It provides vouchers for tax money to help parents pay to move their children from struggling public schools and place them in private or religious schools. This legislation is the first of its kind to pass since the U.S. Supreme Court okayed a similar plan. On average, that value of a voucher runs between $5,000 and $6,000. Parents can put that money toward tuition a participating private school of their choice

Schools will be notified by December 1st if they are included in the voucher program. Then parents will have one month to apply for a voucher for 2004. Right now, only students in D-2 and D-11 qualify.

A school district can be subject to the voucher program if eight or more of its schools rate "poorly" on the state's accountability reports. And only students in those schools may request a voucher for transfer. Students in higher-rated schools in a district are not eligible.

Another qualification: the voucher law only covers students who fail a subject on state CSAP assessment tests. "In a school of 300, only 4 % would qualify. Then they have to be low-income or eligible for free or reduced lunch," says D-11 Deputy Superintendent Dr. Diana Sirko.

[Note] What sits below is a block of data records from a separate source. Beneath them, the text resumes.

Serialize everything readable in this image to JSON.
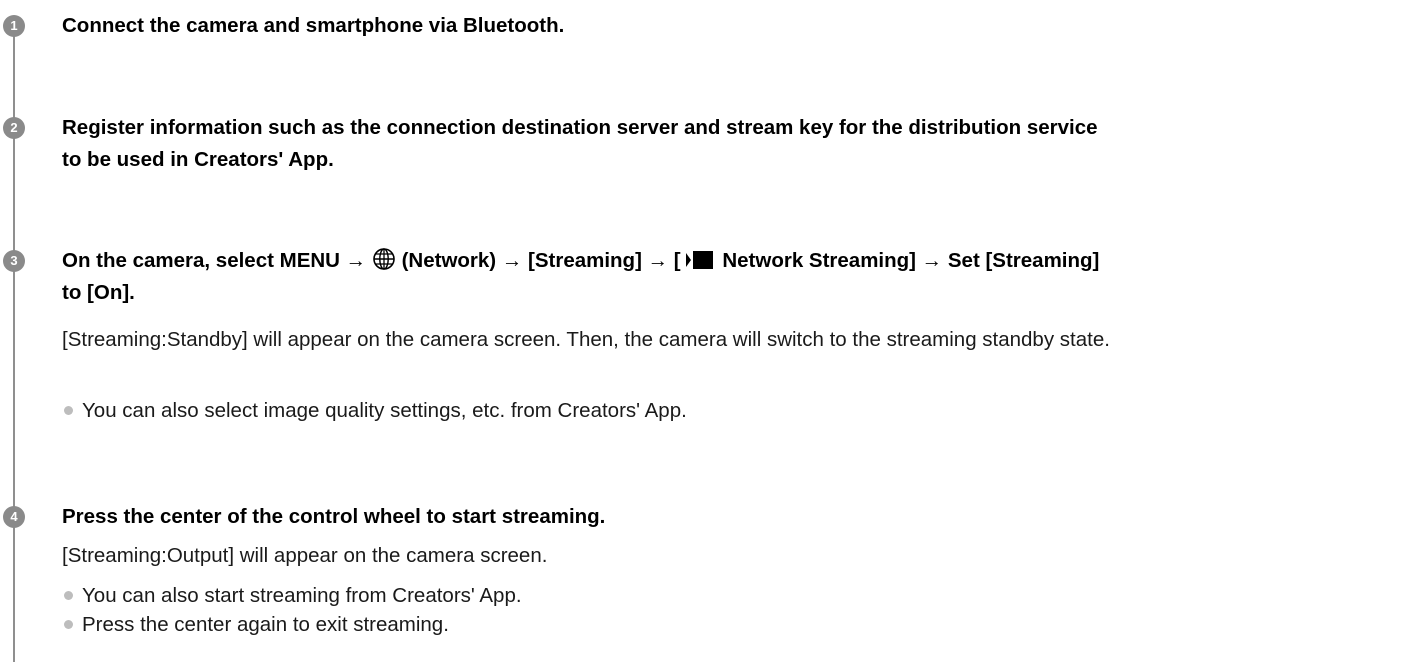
{
  "steps": [
    {
      "number": "1",
      "title": "Connect the camera and smartphone via Bluetooth."
    },
    {
      "number": "2",
      "title_line1": "Register information such as the connection destination server and stream key for the distribution service",
      "title_line2": "to be used in Creators' App."
    },
    {
      "number": "3",
      "title_part1": "On the camera, select MENU → ",
      "title_part2": " (Network) → [Streaming] → [",
      "title_part3": " Network Streaming] → Set [Streaming]",
      "title_line2": "to [On].",
      "description": "[Streaming:Standby] will appear on the camera screen. Then, the camera will switch to the streaming standby state.",
      "bullets": [
        "You can also select image quality settings, etc. from Creators' App."
      ],
      "icons": [
        "globe-network-icon",
        "movie-streaming-icon"
      ]
    },
    {
      "number": "4",
      "title": "Press the center of the control wheel to start streaming.",
      "description": "[Streaming:Output] will appear on the camera screen.",
      "bullets": [
        "You can also start streaming from Creators' App.",
        "Press the center again to exit streaming."
      ]
    }
  ],
  "colors": {
    "step_badge": "#8a8a8a",
    "timeline": "#8f8f8f",
    "bullet_dot": "#bdbdbd",
    "text": "#000000"
  }
}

Steve Shuck thinks the vouchers are a good idea. He says, despite the restrictions, it's still a big step in the right direction. "This will force public schools to compete to keep the meat in the seat," he says.

There are more than 30 private schools in Colorado Springs. The average tuition is $3,000. Vouchers would give qualifying students up to $6,000, so private schools see this as a boost for enrollment.

Opponents of the voucher program are threatening a lawsuit. Officials with the state teacher's union say the law is unconstitutional.